Time does not stand still, and neither should we! I’m in the calm before the storm at the moment. Although things are busy at the firm, Studio m Architecture + Design, I know that the slew of calls is coming!
About half of the work I do is residential. Every year around this time, people start to suddenly realize that the Spring is coming sooner than they thought. . . and that they need a set of drawings before they can build their new home. How do you get there though?
There are a few different ways to get to your goal, and the design is only a small part of that process. There are people who hesitate when it comes to up front design costs. After all, they probably found something kind of close to what they want on the internet, and it sounds like it’s only going to be a few thousand dollars to just buy the plans online.
Option 1: Get plans Online:
Make sure, however, that the plans include structural / framing information. Some sites skip this important detail because they really don’t know where you are building (snow loading in the northeast can increase framing sizes quickly). I’m sure someone along the way will figure it out. . . . . hopefully. Depending on what kind of drawing package you get, it can probably be submitted to the local municipality for code review and permitting. Some municipalities ask for structural calculations, residential energy compliance (again, depending on where you are building, this will effect the insulation values), and sometimes specification sheets for materials. You may or may not get that from online plans. Once you have your drawings, you can reach out to one or several contractors to get a construction cost.

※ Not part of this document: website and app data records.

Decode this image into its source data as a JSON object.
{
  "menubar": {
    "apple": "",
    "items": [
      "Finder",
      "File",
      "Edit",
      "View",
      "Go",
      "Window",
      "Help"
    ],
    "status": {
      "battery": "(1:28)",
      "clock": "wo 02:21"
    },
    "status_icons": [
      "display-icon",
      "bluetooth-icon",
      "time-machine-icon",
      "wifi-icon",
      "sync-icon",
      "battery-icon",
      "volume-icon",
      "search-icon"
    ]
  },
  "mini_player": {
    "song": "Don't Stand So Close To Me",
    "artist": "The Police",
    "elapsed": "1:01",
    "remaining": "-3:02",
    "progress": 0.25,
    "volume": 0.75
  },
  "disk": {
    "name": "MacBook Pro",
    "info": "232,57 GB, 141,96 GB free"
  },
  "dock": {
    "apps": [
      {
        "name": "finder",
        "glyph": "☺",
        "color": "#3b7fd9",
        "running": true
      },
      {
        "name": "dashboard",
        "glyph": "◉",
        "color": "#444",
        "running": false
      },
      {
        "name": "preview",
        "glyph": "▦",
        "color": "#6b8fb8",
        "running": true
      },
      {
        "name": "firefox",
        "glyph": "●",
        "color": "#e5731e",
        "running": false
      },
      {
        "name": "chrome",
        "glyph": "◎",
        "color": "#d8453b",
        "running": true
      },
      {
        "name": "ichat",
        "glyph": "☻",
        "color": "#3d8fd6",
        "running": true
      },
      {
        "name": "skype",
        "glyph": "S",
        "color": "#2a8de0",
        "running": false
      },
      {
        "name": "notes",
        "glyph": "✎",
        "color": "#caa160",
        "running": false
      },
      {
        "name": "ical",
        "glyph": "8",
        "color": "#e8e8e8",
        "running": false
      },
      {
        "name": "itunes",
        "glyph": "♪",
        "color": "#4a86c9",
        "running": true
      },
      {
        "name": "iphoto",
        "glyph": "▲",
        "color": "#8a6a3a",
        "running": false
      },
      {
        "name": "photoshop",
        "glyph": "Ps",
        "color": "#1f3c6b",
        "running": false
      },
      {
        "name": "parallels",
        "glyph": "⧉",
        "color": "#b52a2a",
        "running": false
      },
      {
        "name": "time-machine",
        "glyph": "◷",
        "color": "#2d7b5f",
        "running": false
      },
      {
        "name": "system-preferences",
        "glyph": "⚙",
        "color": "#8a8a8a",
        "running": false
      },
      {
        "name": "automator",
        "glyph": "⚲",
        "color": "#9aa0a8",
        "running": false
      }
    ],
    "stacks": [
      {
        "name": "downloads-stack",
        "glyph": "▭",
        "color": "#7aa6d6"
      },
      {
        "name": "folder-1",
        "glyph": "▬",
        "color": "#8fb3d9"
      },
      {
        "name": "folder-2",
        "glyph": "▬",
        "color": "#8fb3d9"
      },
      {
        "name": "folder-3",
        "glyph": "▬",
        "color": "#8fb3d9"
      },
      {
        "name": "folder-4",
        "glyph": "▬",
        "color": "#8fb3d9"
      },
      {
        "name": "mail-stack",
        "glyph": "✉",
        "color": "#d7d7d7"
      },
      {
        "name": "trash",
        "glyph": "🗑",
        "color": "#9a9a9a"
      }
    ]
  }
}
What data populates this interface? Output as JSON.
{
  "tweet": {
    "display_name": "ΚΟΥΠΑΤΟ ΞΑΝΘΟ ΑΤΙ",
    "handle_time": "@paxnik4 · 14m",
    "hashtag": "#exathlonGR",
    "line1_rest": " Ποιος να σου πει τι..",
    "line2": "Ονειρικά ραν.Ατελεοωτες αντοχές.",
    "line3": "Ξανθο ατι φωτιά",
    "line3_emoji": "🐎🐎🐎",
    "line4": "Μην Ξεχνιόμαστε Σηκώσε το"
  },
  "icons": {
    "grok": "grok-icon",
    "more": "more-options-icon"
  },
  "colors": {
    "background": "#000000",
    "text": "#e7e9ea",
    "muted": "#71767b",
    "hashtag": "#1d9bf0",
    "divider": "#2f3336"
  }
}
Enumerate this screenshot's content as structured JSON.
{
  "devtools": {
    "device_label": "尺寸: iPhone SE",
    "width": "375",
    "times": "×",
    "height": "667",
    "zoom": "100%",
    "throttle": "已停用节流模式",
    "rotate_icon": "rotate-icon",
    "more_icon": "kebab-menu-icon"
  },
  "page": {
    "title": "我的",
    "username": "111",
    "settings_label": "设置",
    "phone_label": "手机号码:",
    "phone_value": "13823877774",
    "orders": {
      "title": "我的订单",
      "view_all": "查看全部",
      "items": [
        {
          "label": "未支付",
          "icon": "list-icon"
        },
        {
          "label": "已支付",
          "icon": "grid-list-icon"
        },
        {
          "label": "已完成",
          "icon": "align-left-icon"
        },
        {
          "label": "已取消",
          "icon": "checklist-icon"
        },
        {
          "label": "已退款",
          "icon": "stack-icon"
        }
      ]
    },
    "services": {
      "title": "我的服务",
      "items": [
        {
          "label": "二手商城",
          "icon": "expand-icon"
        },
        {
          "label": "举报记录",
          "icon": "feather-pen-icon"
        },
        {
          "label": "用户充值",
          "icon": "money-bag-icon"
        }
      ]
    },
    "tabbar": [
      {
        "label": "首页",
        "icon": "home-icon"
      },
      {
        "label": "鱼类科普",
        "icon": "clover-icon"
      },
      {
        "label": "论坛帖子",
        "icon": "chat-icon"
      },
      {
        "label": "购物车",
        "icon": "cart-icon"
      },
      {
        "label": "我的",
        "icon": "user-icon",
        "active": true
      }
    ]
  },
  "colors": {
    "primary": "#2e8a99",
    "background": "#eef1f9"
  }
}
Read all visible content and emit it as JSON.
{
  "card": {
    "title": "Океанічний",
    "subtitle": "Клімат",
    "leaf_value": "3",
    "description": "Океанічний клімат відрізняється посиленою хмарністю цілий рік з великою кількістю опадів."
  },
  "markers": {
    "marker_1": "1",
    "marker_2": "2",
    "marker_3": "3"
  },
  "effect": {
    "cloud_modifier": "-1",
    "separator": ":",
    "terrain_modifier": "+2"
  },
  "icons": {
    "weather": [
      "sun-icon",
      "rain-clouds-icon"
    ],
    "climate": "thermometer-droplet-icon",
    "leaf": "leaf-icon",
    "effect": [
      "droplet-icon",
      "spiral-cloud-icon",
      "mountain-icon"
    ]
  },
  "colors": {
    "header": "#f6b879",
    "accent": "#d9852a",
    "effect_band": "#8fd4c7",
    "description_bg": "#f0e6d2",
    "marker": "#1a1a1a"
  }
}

Option 2a: Call a builder (design/build firm):
Some design/build companies have drafters on staff who can help draw your home. Often, these services are “free” as long as you build a house with them (some charge a fee. . . some take a loss). More often than not, you will be given a “portfolio” to review and choose from (after all, it’s less expensive for them if you build the same house that everyone else is building – the drawings are already finished!) These free services, of course, are wrapped up in the cost of your house, so the cost really isn’t free, it’s just rolled into the overhead (profit costs) of your construction contract. The benefit of hiring a builder is that they will be able to track your costs in real time as you make decisions on your home. Sometimes, these guys call me, which I love because it usually means that their client wants something unique. Chances are, you will get a price from them, but will have a hard time bidding to multiple contractors (some firms may restrict it).
Option 2b: Call a builder (contractor):
This is almost the same scenario as above, but with a General Contractor. This typically happens when you have family or a friend, or someone who you already know you want to build your house. Some of these guys have a “go to” guy to draw up the plans for them. Sometimes, they will just ask that you come back when you have plans. Ideally, they will be able to keep a finger on costs as the home design progresses.
Option 3: Hire an Architect:
This one is my favorite one (OK, I may be a bit bias. . . . ). Architects cost money. In fact, building a house. . . . costs money. The cost of hiring an Architect can be offset by the fact that you hired an Architect. If you are about to spend more money than you ever have in your life, why would you NOT hire someone to help you design it and make it exactly what you want? Accurate, thought out plans have continuously benefited the Owner in cost savings during construction. Contractors make assumptions when they have to, and it would make no sense for them to guess low on something that they don’t understand (or, if they do guess low, you either have to pay more for what you wanted in the first place, or settle for what you don’t want at all).
Chances are, you have an idea of what you want. You may even have an example of a plan you like (we’ll use that as inspiration, not to copy). An Architect can sit down with you and dissect what you like and why, and turn those ideas into your new home.